Gerry Anderson fans Eleanor Burke (hiding behind a Stingray DVD), Terrence Burke, and Tiernan Burke
Our world begins 2013 (so much for that Mayan calendar!) without a man who’s puppet and science fiction television programs made many boys and girls happy in the 1960’s and 1970’s. British television producer Gerry Anderson passed away on December 26, 2012. His programs featured fantastic futuristic vehicles, realistic looking aircraft, and some cheesy humor too! I became aware of the show Thunderbirds some time in the early 1970’s when I was a boy growing up in the Boston area. I don’t recall exactly how I learned about it, yet I do remember that the television station that broadcast the show (WSMW TV-27) was too far away from where my family lived to watch the show with any form of clarity. Being the A/V club member that I was back then, I figured out that our cousins lived in the broadcast area of TV-27. FAB! When we would visit I would attempt to convince my mother that I “had” to watch this show. Sometimes I was able to convince her of this need, sometimes I would be told to go outside and play with my siblings and cousins. From the bits of the program that I could view, I could determine that something remarkable was being broadcast, and it had puppets!

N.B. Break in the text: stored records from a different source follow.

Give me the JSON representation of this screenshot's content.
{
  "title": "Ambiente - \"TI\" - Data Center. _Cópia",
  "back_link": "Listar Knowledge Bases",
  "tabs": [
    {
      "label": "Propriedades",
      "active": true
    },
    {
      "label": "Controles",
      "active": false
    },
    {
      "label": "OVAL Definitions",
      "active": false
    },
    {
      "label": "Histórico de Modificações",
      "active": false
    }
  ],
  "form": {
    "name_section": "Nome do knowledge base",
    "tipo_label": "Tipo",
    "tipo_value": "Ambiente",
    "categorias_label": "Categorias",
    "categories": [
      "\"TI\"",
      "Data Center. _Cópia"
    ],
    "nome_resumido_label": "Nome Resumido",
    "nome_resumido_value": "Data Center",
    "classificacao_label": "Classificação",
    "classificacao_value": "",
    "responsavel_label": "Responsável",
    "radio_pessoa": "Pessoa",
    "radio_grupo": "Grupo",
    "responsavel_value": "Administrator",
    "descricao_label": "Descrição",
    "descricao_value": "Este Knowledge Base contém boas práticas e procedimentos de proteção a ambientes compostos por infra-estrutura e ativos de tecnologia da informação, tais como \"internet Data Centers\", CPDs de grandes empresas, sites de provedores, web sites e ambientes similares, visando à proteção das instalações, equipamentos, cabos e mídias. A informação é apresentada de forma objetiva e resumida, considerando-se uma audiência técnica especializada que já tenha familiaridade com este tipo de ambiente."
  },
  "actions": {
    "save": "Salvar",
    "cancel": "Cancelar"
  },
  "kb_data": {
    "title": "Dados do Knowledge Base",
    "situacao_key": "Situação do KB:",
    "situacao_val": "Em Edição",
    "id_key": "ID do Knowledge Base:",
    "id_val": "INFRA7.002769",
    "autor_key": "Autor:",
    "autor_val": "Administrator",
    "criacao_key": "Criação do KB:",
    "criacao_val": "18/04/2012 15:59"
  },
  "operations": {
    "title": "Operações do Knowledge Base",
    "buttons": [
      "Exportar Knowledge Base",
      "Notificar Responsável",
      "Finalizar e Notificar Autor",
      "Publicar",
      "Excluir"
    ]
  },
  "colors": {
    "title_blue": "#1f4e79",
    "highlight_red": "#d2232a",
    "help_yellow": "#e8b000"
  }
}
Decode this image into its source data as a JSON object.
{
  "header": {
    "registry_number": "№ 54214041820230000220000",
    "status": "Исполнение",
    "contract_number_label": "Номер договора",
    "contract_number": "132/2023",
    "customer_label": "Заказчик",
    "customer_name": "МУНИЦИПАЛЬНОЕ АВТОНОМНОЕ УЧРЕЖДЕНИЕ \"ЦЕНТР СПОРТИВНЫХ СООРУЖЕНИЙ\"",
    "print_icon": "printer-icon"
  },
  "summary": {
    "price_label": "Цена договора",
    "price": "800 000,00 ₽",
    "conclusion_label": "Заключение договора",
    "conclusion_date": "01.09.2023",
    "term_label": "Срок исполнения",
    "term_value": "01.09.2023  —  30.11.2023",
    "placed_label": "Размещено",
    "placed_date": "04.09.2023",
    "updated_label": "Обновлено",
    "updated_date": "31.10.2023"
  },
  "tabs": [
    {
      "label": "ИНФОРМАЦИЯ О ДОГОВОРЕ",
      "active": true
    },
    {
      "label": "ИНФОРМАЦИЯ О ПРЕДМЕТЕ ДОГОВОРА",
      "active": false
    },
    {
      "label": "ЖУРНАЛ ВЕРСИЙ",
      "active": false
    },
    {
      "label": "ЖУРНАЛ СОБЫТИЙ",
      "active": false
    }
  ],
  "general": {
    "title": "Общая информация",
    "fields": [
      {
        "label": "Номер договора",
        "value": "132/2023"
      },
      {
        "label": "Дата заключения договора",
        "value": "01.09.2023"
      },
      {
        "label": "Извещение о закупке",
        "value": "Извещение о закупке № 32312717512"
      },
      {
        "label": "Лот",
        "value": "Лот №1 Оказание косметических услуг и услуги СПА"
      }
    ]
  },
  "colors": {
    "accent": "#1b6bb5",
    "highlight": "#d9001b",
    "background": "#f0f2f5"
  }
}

The future, as seen in 1975
Several years later, in which I was firmly a sci-fi fan, I got word on the playground that a cool new television series was going to be on the air featuring two of the actors from Mission: Impossible (another show I loved). It was 1975 and I was eleven years old when Space: 1999 was launched. I recall that my brothers and I went crazy for this show. We were fans of Star Trek, Voyage To the Bottom of the Sea, Batman, almost anything sci-fi related. Space: 1999 was exactly the show for us, it had lots of spaceships, laser guns, explosions, plus a woman who could change into animals and monsters too! WOW! We would often pretend to be members of Moonbase Alpha in our backyard. Lucky for us, and many other kids, there were a number of toys made to promote the series. Of course, it was a “Space: 1999 Christmas” at our house that year! I do wish I still had those toys. Sadly only a tiny part of my Eagle spaceship has survived from my youth to middle age.
Thank Goodness for DVD
Good thing that the future turned out a little different from how it was depicted on Thunderbirds and Stingray, on those shows everything was saved on magnetic tape! With the invention of digital media adult fans of Gerry Anderson’s programs could now “stand by for action” once again and re-watch the shows that they loved as children. For me many of his older programs were completely new since I was only familiar with Thunderbirds, UFO, and Space: 1999. I have since enjoyed watching the children’s shows on DVDs with my children, who in their own ways have become fans of Stingray (Eleanor) and Thunderbirds (Tiernan). We’ll have to wait a few years before we watch UFO and Space: 1999, as these were adult programs with adult themes and situations.
G'Wazzl wonders if Commander Edward Straker ever encountered a UFO like this
So thank you Gerry Anderson, and all the puppeteers, designers, actors, model makers, and crew who created these FAB-ulous visions of what the future may have looked like. You’ld be happy to know that the shows you made are still entertaining children, and their geeky daddies in the 21st century!